Thursday, 27 February 2014

Egg Allergy Update

Those of you who have been following this blog will remember that just over a year ago, we had quite the scare when trying scrambled eggs on our son for the first time, which ended with a rushed trip to the emergency department (view original article here). We have had a couple of mild exposures since then but generally speaking, our family adapted well to living in an egg free zone. What I am most thankful for is that Jack's allergy was relatively mild and could be treated with antihistamine drops. Following the instructions of the paediatric immunologist, at the end of last year we commenced a program of controlled egg exposure as luckily, egg allergies are something that children often grow out of. 

My husband was quite happy with the controlled egg exposure program, as it involved eating lots of chocolate cake. We started with a chocolate cake containing one egg and gave jack a small portion. Having had no reaction, we increased his portion size on subsequent days until he was happy eating a normal toddler sized piece of cake. The following week we did the same with a two-egg cake, then a mud cake with five eggs.
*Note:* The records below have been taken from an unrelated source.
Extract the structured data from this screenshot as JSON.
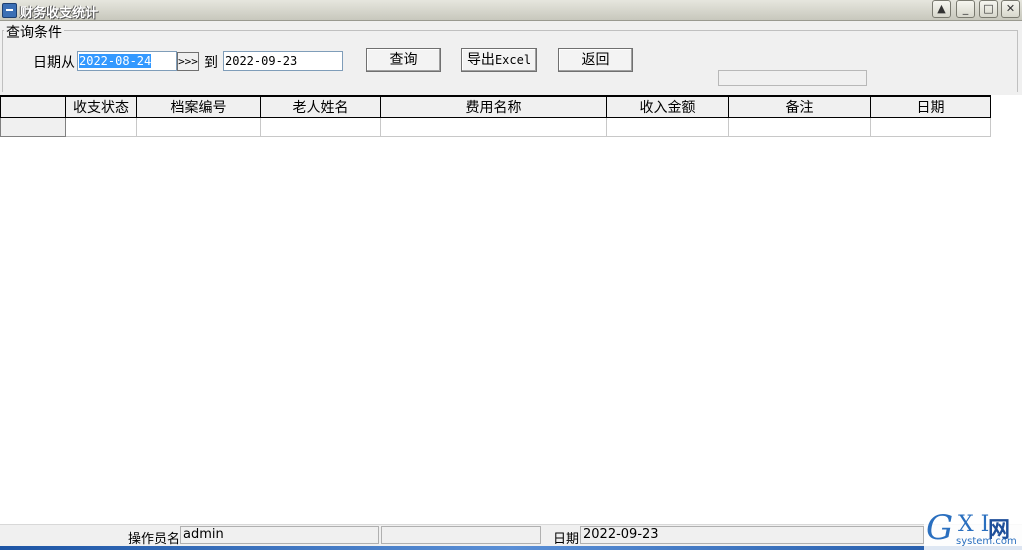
{
  "window": {
    "title": "财务收支统计",
    "buttons": {
      "up": "▲",
      "minimize": "_",
      "maximize": "□",
      "close": "✕"
    }
  },
  "query": {
    "group_label": "查询条件",
    "date_from_label": "日期从",
    "date_from_value": "2022-08-24",
    "arrow_button": ">>>",
    "to_label": "到",
    "date_to_value": "2022-09-23",
    "search_button": "查询",
    "export_button_prefix": "导出",
    "export_button_suffix": "Excel",
    "back_button": "返回"
  },
  "table": {
    "columns": [
      "收支状态",
      "档案编号",
      "老人姓名",
      "费用名称",
      "收入金额",
      "备注",
      "日期"
    ],
    "rows": [
      [
        "",
        "",
        "",
        "",
        "",
        "",
        ""
      ]
    ]
  },
  "status": {
    "operator_label": "操作员名",
    "operator_value": "admin",
    "date_label": "日期",
    "date_value": "2022-09-23"
  },
  "watermark": {
    "g": "G",
    "xi": "X I",
    "net": "网",
    "sub": "system.com"
  },
  "colors": {
    "selection": "#3399ff",
    "panel": "#f0f0f0",
    "field_border": "#7f9db9"
  }
}
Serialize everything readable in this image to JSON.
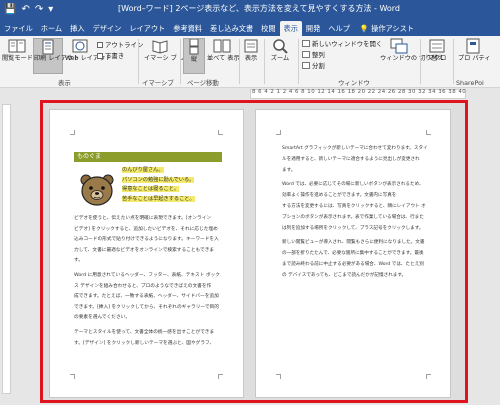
{
  "window": {
    "title": "[Word–ワード] 2ページ表示など、表示方法を変えて見やすくする方法 - Word"
  },
  "qat": {
    "save": "💾",
    "undo": "↶",
    "redo": "↷",
    "more": "▾"
  },
  "tabs": [
    {
      "label": "ファイル"
    },
    {
      "label": "ホーム"
    },
    {
      "label": "挿入"
    },
    {
      "label": "デザイン"
    },
    {
      "label": "レイアウト"
    },
    {
      "label": "参考資料"
    },
    {
      "label": "差し込み文書"
    },
    {
      "label": "校閲"
    },
    {
      "label": "表示"
    },
    {
      "label": "開発"
    },
    {
      "label": "ヘルプ"
    }
  ],
  "tell_me": "操作アシスト",
  "colors": {
    "titlebar": "#2b579a",
    "heading": "#8c9d2c",
    "highlight": "#f3e96b",
    "frame": "#e0141f"
  },
  "ribbon": {
    "views": {
      "read_mode": "閲覧モード",
      "print_layout": "印刷 レイアウト",
      "web_layout": "Web レイアウト",
      "outline": "アウトライン",
      "draft": "下書き",
      "label": "表示"
    },
    "immersive": {
      "reader": "イマーシ ブ リーダー",
      "label": "イマーシブ"
    },
    "page_move": {
      "vertical": "縦",
      "side_by_side": "並べて 表示",
      "label": "ページ移動"
    },
    "show": {
      "label": "表示"
    },
    "zoom": {
      "label": "ズーム"
    },
    "window": {
      "new_window": "新しいウィンドウを開く",
      "arrange": "整列",
      "split": "分割",
      "switch": "ウィンドウの 切り替え",
      "label": "ウィンドウ"
    },
    "macro": {
      "label": "マクロ"
    },
    "sharepoint": {
      "props": "プロ パティ",
      "label": "SharePoi"
    }
  },
  "ruler": {
    "marks": "8 6 4 2 1 2 4 6 8 10 12 14 16 18 20 22 24 26 28 30 32 34 36 38 40"
  },
  "page1": {
    "heading": "ものぐま",
    "hl1": "のんびり屋さん。",
    "hl2": "パソコンの勉強に励んでいる。",
    "hl3": "得意なことは寝ること。",
    "hl4": "苦手なことは早起きすること。",
    "lines": [
      "ビデオを使うと、伝えたい点を明確に表現できます。[オンライン",
      "ビデオ] をクリックすると、追加したいビデオを、それに応じた埋め",
      "込みコードの形式で貼り付けできるようになります。キーワードを入",
      "力して、文書に最適なビデオをオンラインで検索することもできま",
      "す。",
      "Word に用意されているヘッダー、フッター、表紙、テキスト ボック",
      "ス デザインを組み合わせると、プロのようなできばえの文書を作",
      "成できます。たとえば、一致する表紙、ヘッダー、サイドバーを追加",
      "できます。[挿入] をクリックしてから、それぞれのギャラリーで目的",
      "の要素を選んでください。",
      "テーマとスタイルを使って、文書全体の統一感を出すことができま",
      "す。[デザイン] をクリックし新しいテーマを選ぶと、図やグラフ、"
    ]
  },
  "page2": {
    "lines": [
      "SmartArt グラフィックが新しいテーマに合わせて変わります。スタイ",
      "ルを適用すると、新しいテーマに適合するように見出しが変更され",
      "ます。",
      "Word では、必要に応じてその場に新しいボタンが表示されるため、",
      "効率よく操作を進めることができます。文書内に写真を",
      "する方法を変更するには、写真をクリックすると、隣にレイアウト オ",
      "プションのボタンが表示されます。表で作業している場合は、行また",
      "は列を追加する場所をクリックして、プラス記号をクリックします。",
      "新しい閲覧ビューが導入され、閲覧もさらに便利になりました。文書",
      "の一部を折りたたんで、必要な箇所に集中することができます。最後",
      "まで読み終わる前に中止する必要がある場合、Word では、たとえ別",
      "の デバイスであっても、どこまで読んだかが記憶されます。"
    ]
  }
}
Jack was fine on all the cakes and despite my paranoia at any red mark that may or may not have actually appeared on his face, it all went well. The doctor had then advised us to try hard boiled egg, first the yolk, then the white. We kinda skipped this phase and went straight to a baked quiche. He's had quiche a bunch of times now and been fine. Yippee!!

Enjoying some egg-free cake.
Most children with an egg allergy are allergic to the proteins in the raw egg white. Once eggs have been cooked for a certain period of time the proteins change and no longer cause the same reactions. I haven't been brave enough to try scrambled eggs again given their short cooking time, but it's wonderful not having to keep Jack away from anything that may have egg in it. He loves sampling whatever I'm eating and it's great that we've been able to work on his cake appreciation. 

As someone who loves to bake, I tried a range of egg replacement products with varying degrees of success. Most egg replacements achieved the raising element but I found the binding element was missing. After much trial and error (and many cakes that broke apart coming out of the tin), I found Psyllium Husk to be the best as it helped bind the cakes together. It's available in most health food stores and health food sections in the larger super markets. 1 tablespoon of psyllium husk mixed with 2 tablespoons of water makes the equivalent of one egg. A word of warning though, mix it up immediately before use as the paste becomes like glue if left for too long. 

Whilst my allergy story has a nice happy ending, I'm constantly reminded of other parents dealing with dangerous allergies on a daily basis. Know the children in your circle, playgroup etc, and remember that exposure to the wrong foods is a very serious health issue for many people.